Dataset rows for apps and sites:

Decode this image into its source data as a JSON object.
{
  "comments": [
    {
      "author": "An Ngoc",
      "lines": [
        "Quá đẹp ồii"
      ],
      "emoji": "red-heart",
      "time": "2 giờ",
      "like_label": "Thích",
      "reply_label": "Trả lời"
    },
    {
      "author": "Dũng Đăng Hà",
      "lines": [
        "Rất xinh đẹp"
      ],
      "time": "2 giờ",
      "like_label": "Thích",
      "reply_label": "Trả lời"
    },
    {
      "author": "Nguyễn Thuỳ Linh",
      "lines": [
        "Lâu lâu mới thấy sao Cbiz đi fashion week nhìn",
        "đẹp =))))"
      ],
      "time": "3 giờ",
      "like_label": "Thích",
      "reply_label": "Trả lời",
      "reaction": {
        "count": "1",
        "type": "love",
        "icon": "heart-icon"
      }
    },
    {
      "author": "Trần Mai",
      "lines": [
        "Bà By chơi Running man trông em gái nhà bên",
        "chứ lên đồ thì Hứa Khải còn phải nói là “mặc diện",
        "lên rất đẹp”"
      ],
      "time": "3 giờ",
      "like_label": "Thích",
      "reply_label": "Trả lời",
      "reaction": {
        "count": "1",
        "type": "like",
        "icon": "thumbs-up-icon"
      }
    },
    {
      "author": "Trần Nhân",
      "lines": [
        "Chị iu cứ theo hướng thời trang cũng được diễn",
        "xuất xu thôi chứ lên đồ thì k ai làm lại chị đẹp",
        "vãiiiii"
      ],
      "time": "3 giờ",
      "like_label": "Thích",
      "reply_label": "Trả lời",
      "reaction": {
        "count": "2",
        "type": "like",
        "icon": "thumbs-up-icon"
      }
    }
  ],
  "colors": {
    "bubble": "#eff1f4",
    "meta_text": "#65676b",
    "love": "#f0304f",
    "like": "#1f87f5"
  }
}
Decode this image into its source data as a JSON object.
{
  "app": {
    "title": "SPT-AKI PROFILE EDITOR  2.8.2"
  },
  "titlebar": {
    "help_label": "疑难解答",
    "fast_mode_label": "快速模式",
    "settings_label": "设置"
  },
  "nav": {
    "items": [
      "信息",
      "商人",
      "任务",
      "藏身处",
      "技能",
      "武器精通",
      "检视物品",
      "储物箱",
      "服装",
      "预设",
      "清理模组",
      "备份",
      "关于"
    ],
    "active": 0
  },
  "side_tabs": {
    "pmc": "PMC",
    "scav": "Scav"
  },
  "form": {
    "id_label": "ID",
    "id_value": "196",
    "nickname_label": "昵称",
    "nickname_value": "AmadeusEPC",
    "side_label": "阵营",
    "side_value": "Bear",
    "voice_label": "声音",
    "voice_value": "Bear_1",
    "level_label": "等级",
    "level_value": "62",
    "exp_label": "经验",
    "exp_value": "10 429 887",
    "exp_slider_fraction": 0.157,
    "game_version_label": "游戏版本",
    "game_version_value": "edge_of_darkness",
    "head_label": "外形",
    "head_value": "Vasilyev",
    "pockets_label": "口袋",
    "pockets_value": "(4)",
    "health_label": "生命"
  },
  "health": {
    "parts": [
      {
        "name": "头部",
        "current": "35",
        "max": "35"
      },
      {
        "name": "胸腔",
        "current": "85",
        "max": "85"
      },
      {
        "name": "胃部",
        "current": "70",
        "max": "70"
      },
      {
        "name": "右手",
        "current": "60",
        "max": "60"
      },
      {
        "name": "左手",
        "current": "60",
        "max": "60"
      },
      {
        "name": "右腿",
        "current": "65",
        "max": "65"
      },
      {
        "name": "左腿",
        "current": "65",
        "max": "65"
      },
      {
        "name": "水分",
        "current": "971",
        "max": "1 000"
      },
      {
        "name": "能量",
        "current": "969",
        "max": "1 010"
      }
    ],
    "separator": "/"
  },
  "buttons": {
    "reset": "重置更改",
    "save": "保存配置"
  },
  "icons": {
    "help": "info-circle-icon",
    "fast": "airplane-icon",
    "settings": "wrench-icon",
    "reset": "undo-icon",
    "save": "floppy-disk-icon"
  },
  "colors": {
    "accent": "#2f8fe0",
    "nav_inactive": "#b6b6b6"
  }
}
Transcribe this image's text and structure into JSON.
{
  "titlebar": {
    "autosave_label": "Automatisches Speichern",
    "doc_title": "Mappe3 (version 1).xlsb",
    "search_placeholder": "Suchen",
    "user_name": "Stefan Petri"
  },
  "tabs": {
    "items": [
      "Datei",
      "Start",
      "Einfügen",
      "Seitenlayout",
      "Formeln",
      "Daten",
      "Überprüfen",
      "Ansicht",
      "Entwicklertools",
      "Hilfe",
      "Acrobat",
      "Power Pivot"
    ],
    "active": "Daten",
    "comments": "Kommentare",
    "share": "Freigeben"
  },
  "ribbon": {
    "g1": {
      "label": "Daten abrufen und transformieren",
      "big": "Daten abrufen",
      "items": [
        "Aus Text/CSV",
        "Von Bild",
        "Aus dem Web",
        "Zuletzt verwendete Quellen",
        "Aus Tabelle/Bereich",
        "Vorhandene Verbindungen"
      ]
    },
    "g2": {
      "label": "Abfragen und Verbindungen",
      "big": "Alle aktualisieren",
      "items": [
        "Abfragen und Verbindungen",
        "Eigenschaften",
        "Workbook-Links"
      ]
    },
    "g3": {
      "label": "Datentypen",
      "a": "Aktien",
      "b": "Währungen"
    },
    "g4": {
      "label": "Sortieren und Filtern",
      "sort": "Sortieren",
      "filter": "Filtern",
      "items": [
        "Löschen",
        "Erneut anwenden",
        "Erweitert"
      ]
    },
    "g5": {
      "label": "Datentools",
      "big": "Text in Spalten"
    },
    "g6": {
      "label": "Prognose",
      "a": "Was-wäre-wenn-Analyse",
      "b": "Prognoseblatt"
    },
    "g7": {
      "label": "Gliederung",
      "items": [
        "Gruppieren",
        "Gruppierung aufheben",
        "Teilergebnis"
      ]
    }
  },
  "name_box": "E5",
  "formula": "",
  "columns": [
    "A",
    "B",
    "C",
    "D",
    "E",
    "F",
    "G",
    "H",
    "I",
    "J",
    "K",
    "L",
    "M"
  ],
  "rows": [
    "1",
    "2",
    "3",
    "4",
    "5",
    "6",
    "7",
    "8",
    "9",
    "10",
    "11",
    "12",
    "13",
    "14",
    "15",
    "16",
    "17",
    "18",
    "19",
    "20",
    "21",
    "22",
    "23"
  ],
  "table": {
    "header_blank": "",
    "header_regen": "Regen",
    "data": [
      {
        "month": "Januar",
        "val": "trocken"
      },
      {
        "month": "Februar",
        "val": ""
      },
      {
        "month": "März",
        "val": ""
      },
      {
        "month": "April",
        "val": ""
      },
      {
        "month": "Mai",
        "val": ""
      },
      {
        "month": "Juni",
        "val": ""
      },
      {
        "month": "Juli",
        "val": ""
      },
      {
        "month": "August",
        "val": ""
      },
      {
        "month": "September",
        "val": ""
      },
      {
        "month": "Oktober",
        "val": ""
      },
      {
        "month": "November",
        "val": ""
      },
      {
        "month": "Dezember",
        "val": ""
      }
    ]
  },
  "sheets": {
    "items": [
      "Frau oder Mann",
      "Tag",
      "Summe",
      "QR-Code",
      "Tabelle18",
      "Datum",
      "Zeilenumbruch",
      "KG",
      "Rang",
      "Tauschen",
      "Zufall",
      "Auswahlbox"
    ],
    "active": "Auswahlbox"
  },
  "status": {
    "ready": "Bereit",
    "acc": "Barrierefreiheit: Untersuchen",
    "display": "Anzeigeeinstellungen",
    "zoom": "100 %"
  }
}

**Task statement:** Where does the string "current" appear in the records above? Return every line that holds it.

**The completed task:**
        "current": "35",
        "current": "85",
        "current": "70",
        "current": "60",
        "current": "60",
        "current": "65",
        "current": "65",
        "current": "971",
        "current": "969",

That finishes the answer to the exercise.